=== Entries shown ===

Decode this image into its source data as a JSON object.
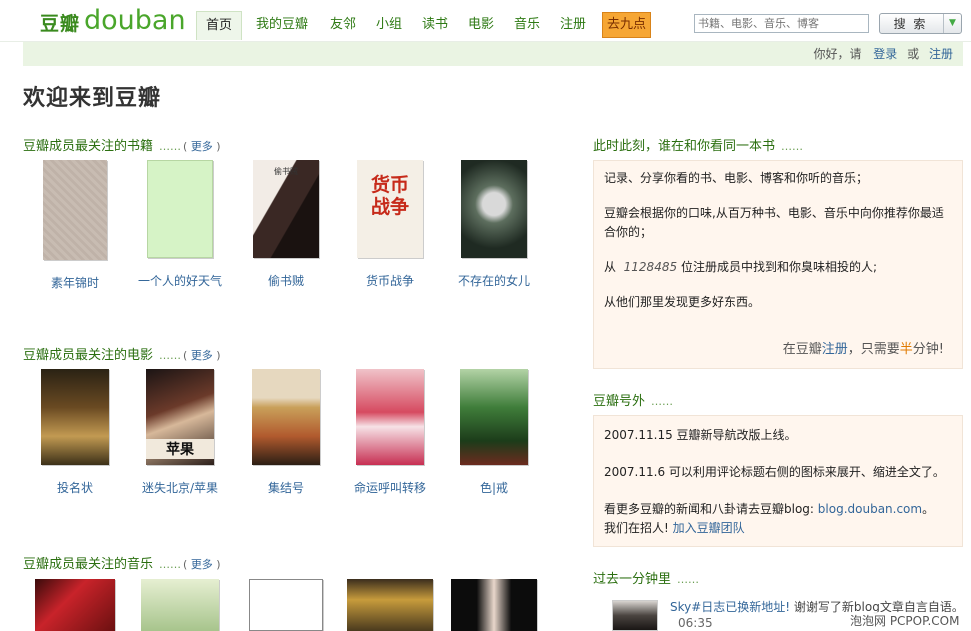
{
  "logo": {
    "cn": "豆瓣",
    "en": "douban"
  },
  "nav": {
    "items": [
      "首页",
      "我的豆瓣",
      "友邻",
      "小组",
      "读书",
      "电影",
      "音乐",
      "注册",
      "去九点"
    ]
  },
  "search": {
    "placeholder": "书籍、电影、音乐、博客",
    "button": "搜 索"
  },
  "userbar": {
    "greeting": "你好，请",
    "login": "登录",
    "or": "或",
    "register": "注册"
  },
  "welcome": "欢迎来到豆瓣",
  "more_label": "更多",
  "books": {
    "title": "豆瓣成员最关注的书籍",
    "items": [
      "素年锦时",
      "一个人的好天气",
      "偷书贼",
      "货币战争",
      "不存在的女儿"
    ]
  },
  "movies": {
    "title": "豆瓣成员最关注的电影",
    "items": [
      "投名状",
      "迷失北京/苹果",
      "集结号",
      "命运呼叫转移",
      "色|戒"
    ]
  },
  "music": {
    "title": "豆瓣成员最关注的音乐"
  },
  "cover_text": {
    "b3": "偷书贼",
    "b4": "货币战争",
    "m2": "苹果"
  },
  "intro": {
    "title": "此时此刻，谁在和你看同一本书",
    "p1": "记录、分享你看的书、电影、博客和你听的音乐；",
    "p2": "豆瓣会根据你的口味,从百万种书、电影、音乐中向你推荐你最适合你的；",
    "p3_pre": "从",
    "p3_num": "1128485",
    "p3_post": "位注册成员中找到和你臭味相投的人;",
    "p4": "从他们那里发现更多好东西。",
    "join_pre": "在豆瓣",
    "join_reg": "注册",
    "join_mid": "，只需要",
    "join_half": "半",
    "join_post": "分钟!"
  },
  "news": {
    "title": "豆瓣号外",
    "l1": "2007.11.15 豆瓣新导航改版上线。",
    "l2": "2007.11.6 可以利用评论标题右侧的图标来展开、缩进全文了。",
    "l3_pre": "看更多豆瓣的新闻和八卦请去豆瓣blog: ",
    "l3_link": "blog.douban.com",
    "l3_post": "。",
    "l4_pre": "我们在招人! ",
    "l4_link": "加入豆瓣团队"
  },
  "recent": {
    "title": "过去一分钟里",
    "user": "Sky#日志已换新地址!",
    "text": " 谢谢写了新blog文章自言自语。",
    "time": "06:35"
  },
  "watermark": "泡泡网 PCPOP.COM"
}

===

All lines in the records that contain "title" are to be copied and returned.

    "title": "豆瓣成员最关注的书籍",
    "title": "豆瓣成员最关注的电影",
    "title": "豆瓣成员最关注的音乐"
    "title": "此时此刻，谁在和你看同一本书",
    "title": "豆瓣号外",
    "title": "过去一分钟里",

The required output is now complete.